- _What you should do_
Output the full listing below exactly; the images stay out.

- _Data_
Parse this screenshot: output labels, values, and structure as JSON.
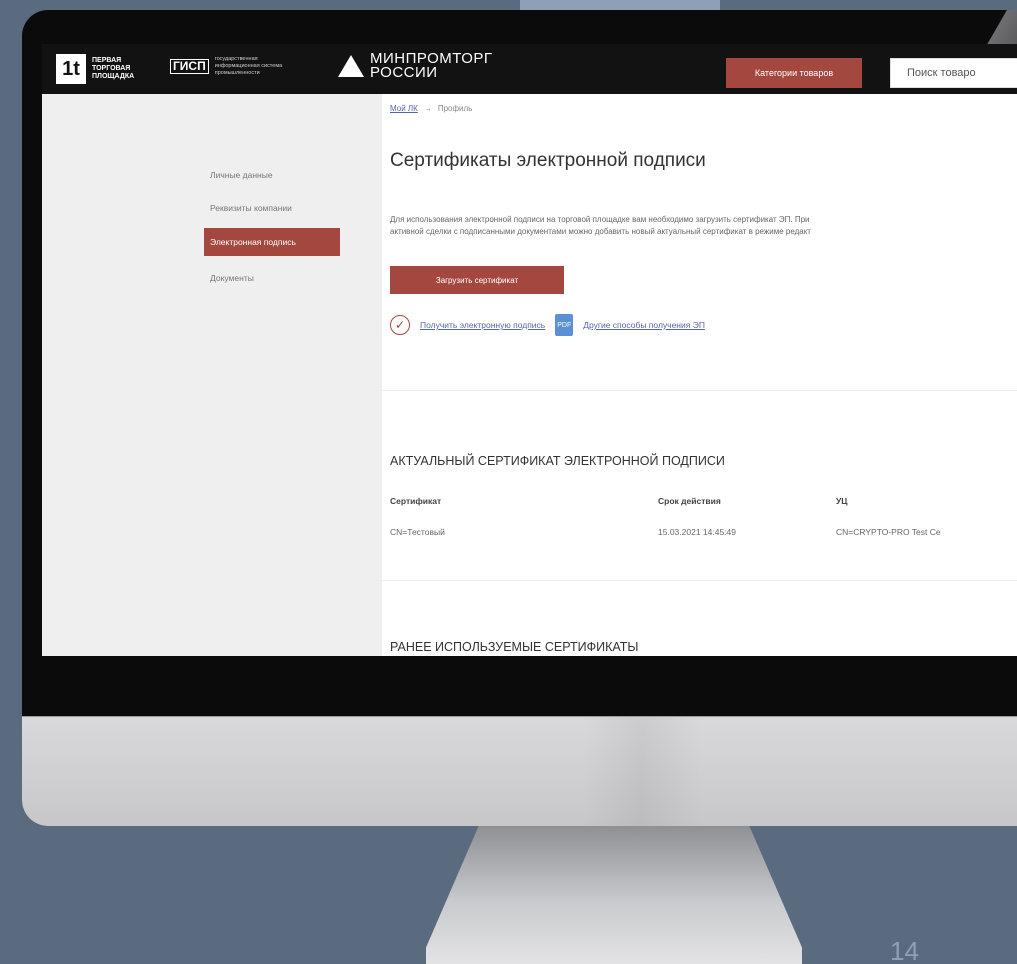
{
  "header": {
    "logo1_mark": "1t",
    "logo1_text": "ПЕРВАЯ ТОРГОВАЯ ПЛОЩАДКА",
    "logo2_mark": "ГИСП",
    "logo2_text": "государственная информационная система промышленности",
    "logo3_text": "МИНПРОМТОРГ РОССИИ",
    "categories_button": "Категории товаров",
    "search_value": "Поиск товаро"
  },
  "sidebar": {
    "items": [
      {
        "label": "Личные данные"
      },
      {
        "label": "Реквизиты компании"
      },
      {
        "label": "Электронная подпись"
      },
      {
        "label": "Документы"
      }
    ]
  },
  "breadcrumb": {
    "link": "Мой ЛК",
    "arrow": "→",
    "current": "Профиль"
  },
  "main": {
    "title": "Сертификаты электронной подписи",
    "desc_line1": "Для использования электронной подписи на торговой площадке вам необходимо загрузить сертификат ЭП. При",
    "desc_line2": "активной сделки с подписанными документами можно добавить новый актуальный сертификат в режиме редакт",
    "upload_button": "Загрузить сертификат",
    "link_get_signature": "Получить электронную подпись",
    "link_other_ways": "Другие способы получения ЭП",
    "doc_icon_label": "PDF"
  },
  "current_cert": {
    "heading": "АКТУАЛЬНЫЙ СЕРТИФИКАТ ЭЛЕКТРОННОЙ ПОДПИСИ",
    "columns": [
      "Сертификат",
      "Срок действия",
      "УЦ"
    ],
    "row": [
      "CN=Тестовый",
      "15.03.2021 14:45:49",
      "CN=CRYPTO-PRO Test Ce"
    ]
  },
  "previous_certs": {
    "heading": "РАНЕЕ ИСПОЛЬЗУЕМЫЕ СЕРТИФИКАТЫ"
  },
  "slide": {
    "page_number": "14"
  },
  "colors": {
    "accent": "#a3473f",
    "link": "#5566aa",
    "topbar": "#121212"
  }
}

- _Answer space_
Parse this screenshot: output labels, values, and structure as JSON.
{
  "header": {
    "logo1_mark": "1t",
    "logo1_text": "ПЕРВАЯ ТОРГОВАЯ ПЛОЩАДКА",
    "logo2_mark": "ГИСП",
    "logo2_text": "государственная информационная система промышленности",
    "logo3_text": "МИНПРОМТОРГ РОССИИ",
    "categories_button": "Категории товаров",
    "search_value": "Поиск товаро"
  },
  "sidebar": {
    "items": [
      {
        "label": "Личные данные"
      },
      {
        "label": "Реквизиты компании"
      },
      {
        "label": "Электронная подпись"
      },
      {
        "label": "Документы"
      }
    ]
  },
  "breadcrumb": {
    "link": "Мой ЛК",
    "arrow": "→",
    "current": "Профиль"
  },
  "main": {
    "title": "Сертификаты электронной подписи",
    "desc_line1": "Для использования электронной подписи на торговой площадке вам необходимо загрузить сертификат ЭП. При",
    "desc_line2": "активной сделки с подписанными документами можно добавить новый актуальный сертификат в режиме редакт",
    "upload_button": "Загрузить сертификат",
    "link_get_signature": "Получить электронную подпись",
    "link_other_ways": "Другие способы получения ЭП",
    "doc_icon_label": "PDF"
  },
  "current_cert": {
    "heading": "АКТУАЛЬНЫЙ СЕРТИФИКАТ ЭЛЕКТРОННОЙ ПОДПИСИ",
    "columns": [
      "Сертификат",
      "Срок действия",
      "УЦ"
    ],
    "row": [
      "CN=Тестовый",
      "15.03.2021 14:45:49",
      "CN=CRYPTO-PRO Test Ce"
    ]
  },
  "previous_certs": {
    "heading": "РАНЕЕ ИСПОЛЬЗУЕМЫЕ СЕРТИФИКАТЫ"
  },
  "slide": {
    "page_number": "14"
  },
  "colors": {
    "accent": "#a3473f",
    "link": "#5566aa",
    "topbar": "#121212"
  }
}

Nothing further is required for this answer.